  • Abedi's brother, Salman, detonated the bomb, killing himself, outside one of the arena exits shortly after the end of a concert by pre-teen idol Ariana Grande

Libya is planning to extradite the brother of Manchester Arena bomber Salman Abedi to Britain by the end of the year, Libya’s UN-backed Prime Minister Fayez Al-Sarraj told the BBC in an interview.

Britain last year submitted a request to extradite Hashem Abedi after the bombing in May 2017 in which 22 people — many of them minors — were killed.

Abedi detonated the bomb, killing himself, outside one of the arena exits shortly after the end of a concert by pre-teen idol Ariana Grande.

Hashem Abedi is suspected of involvement and is wanted by Manchester police on charges of murder, attempted murder and conspiracy to cause explosions.

In an interview with the BBC on the sidelines of an international conference in Italy, Al-Sarraj said: “I think from here to the end of this year we will finish all the legal procedures in Libya.

“We are fully cooperating because we understand the suffering of the families of the victims of this terrorist attack.

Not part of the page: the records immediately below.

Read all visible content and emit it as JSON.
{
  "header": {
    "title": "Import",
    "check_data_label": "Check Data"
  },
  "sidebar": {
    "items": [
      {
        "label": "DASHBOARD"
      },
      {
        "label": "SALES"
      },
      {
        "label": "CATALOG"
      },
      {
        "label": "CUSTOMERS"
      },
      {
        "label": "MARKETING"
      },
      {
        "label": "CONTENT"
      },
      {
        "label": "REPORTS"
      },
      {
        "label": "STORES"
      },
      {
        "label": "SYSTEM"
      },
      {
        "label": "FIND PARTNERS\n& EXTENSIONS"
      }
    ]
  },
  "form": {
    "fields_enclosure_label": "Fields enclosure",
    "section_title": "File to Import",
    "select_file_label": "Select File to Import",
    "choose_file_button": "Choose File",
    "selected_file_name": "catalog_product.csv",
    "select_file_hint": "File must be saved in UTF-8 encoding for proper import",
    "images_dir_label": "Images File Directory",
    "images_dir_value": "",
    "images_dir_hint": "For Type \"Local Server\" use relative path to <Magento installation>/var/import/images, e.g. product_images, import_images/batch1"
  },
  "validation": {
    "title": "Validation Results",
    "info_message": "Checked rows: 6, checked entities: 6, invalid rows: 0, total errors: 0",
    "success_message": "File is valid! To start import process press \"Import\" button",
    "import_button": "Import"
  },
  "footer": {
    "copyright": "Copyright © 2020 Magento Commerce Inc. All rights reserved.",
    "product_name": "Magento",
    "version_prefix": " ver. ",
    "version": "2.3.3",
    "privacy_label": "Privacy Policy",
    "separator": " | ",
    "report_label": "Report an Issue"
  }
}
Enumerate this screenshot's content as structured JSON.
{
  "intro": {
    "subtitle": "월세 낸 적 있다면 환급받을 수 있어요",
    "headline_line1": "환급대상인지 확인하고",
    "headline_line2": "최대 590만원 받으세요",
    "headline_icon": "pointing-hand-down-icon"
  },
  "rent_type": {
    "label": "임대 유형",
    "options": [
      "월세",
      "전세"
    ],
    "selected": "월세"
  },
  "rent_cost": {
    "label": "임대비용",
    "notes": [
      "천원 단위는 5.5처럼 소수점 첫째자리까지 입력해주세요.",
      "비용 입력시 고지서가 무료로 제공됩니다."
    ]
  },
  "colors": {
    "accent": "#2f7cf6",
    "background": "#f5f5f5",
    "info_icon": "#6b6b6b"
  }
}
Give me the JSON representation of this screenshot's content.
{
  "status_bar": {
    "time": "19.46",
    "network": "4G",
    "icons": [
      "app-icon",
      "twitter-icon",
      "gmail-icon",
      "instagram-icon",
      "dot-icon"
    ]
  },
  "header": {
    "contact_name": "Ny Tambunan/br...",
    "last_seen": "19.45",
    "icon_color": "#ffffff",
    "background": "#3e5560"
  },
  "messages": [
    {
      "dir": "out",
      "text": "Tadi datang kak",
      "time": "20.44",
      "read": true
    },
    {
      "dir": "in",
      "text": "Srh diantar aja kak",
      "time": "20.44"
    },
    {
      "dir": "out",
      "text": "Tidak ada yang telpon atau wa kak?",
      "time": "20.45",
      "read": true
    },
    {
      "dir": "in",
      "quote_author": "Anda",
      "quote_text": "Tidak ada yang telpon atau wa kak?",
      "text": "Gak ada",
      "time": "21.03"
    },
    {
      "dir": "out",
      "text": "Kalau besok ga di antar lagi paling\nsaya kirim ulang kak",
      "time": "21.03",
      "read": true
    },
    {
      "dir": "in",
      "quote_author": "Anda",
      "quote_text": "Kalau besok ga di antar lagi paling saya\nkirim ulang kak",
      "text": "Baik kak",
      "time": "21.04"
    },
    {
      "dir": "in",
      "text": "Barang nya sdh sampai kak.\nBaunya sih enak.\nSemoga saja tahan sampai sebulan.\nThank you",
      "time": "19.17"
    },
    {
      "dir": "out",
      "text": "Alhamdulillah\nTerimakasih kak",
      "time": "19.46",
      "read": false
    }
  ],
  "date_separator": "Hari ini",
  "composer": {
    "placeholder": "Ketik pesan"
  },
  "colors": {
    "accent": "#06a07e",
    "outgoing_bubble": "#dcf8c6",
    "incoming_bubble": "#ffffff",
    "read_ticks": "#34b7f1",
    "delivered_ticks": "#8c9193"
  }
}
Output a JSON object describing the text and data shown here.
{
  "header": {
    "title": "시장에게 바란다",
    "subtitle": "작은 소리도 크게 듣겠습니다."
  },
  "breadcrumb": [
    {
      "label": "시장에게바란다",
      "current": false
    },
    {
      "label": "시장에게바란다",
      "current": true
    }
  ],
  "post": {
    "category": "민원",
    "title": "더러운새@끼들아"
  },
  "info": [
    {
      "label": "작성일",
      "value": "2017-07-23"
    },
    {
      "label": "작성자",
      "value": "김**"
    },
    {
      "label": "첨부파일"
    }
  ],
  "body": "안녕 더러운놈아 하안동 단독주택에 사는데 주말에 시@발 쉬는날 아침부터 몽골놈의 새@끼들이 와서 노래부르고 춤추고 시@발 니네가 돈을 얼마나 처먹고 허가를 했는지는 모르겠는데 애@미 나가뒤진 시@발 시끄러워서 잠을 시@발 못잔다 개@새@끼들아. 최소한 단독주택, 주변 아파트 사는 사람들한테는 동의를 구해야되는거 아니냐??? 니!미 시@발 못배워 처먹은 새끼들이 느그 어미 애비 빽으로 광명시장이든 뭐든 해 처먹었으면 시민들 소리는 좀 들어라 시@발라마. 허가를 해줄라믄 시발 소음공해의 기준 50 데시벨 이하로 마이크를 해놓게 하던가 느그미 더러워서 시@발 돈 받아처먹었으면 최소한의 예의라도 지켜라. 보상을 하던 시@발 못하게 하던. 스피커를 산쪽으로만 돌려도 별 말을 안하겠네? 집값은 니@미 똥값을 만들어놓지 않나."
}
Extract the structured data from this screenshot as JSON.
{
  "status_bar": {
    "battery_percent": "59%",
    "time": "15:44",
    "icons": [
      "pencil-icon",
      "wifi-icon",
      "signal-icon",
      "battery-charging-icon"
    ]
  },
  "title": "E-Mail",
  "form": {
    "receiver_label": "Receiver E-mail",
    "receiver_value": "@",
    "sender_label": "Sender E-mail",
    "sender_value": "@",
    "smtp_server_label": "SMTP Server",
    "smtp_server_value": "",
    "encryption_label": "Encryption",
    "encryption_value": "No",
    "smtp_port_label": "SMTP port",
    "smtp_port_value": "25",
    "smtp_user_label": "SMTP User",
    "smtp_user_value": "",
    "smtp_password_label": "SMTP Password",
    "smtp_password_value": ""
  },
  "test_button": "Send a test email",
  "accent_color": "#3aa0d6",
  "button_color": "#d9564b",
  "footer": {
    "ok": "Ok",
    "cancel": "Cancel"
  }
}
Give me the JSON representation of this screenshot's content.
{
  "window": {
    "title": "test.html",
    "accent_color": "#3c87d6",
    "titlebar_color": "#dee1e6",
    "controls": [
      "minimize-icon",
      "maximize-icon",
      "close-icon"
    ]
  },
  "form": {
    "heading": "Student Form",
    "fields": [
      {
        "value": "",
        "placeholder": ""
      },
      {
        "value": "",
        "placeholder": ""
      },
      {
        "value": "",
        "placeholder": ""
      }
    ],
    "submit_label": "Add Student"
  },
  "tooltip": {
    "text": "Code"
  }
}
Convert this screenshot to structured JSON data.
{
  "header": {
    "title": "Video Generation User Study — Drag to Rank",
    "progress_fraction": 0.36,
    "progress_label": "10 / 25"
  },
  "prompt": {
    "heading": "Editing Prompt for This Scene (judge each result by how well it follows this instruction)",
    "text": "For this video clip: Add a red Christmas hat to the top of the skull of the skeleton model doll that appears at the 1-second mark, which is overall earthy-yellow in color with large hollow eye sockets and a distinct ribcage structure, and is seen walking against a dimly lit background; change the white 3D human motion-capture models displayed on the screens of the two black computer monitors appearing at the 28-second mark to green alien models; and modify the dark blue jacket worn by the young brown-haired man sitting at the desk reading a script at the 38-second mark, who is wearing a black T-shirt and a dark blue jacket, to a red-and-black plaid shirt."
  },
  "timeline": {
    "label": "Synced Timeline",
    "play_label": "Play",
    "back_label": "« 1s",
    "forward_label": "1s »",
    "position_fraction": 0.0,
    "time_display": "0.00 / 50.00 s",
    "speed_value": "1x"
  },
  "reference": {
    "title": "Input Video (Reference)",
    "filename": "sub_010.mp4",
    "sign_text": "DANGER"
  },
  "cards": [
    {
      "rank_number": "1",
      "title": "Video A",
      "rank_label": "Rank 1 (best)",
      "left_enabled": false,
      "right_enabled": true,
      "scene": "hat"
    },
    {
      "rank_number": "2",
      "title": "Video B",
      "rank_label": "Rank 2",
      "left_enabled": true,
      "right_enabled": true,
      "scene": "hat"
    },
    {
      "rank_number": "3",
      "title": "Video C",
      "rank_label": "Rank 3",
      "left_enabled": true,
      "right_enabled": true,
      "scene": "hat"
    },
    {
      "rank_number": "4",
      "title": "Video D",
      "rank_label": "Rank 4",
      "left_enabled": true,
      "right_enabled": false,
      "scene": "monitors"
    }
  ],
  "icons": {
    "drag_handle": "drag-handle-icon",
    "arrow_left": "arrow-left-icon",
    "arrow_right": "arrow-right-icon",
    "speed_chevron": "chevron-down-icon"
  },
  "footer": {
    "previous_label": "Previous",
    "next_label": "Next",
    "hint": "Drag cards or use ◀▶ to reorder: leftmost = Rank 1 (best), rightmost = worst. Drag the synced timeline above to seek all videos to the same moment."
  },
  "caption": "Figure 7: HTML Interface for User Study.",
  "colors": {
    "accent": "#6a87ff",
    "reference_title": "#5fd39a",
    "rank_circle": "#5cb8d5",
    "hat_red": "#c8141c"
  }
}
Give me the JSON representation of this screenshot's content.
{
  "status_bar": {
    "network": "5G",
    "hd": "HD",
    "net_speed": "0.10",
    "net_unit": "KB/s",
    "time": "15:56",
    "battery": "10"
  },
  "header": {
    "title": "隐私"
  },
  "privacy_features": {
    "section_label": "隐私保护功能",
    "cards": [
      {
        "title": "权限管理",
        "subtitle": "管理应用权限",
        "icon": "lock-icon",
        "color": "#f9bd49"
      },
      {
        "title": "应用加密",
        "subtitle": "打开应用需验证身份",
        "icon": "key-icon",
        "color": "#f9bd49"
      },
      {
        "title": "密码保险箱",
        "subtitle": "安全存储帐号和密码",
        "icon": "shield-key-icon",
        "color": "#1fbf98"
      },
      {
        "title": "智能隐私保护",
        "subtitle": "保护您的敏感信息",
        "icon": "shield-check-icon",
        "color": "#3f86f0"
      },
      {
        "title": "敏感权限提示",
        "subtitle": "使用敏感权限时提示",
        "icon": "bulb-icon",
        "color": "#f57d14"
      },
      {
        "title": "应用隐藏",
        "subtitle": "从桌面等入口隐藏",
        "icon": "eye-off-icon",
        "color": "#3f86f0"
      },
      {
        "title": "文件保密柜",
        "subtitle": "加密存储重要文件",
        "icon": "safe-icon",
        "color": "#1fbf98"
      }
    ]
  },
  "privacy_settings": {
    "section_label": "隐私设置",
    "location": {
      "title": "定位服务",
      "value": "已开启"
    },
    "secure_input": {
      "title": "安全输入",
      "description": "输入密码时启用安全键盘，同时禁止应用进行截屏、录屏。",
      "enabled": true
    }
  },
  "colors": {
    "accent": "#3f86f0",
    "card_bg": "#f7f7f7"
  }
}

“According to the general prosecutor we can extradite. After we complete the legal process in Libya it is only a matter of time.”

When Britain first made the extradition request in November 2017, the armed group holding him refused it.

The Manchester Arena bombing was Britain’s worst terror attack in more than a decade.

Salman Abedi was born in Manchester in 1994, to parents who had been granted asylum after fleeing Muammer Qaddafi’s regime.

He was in Libya just days before the attack.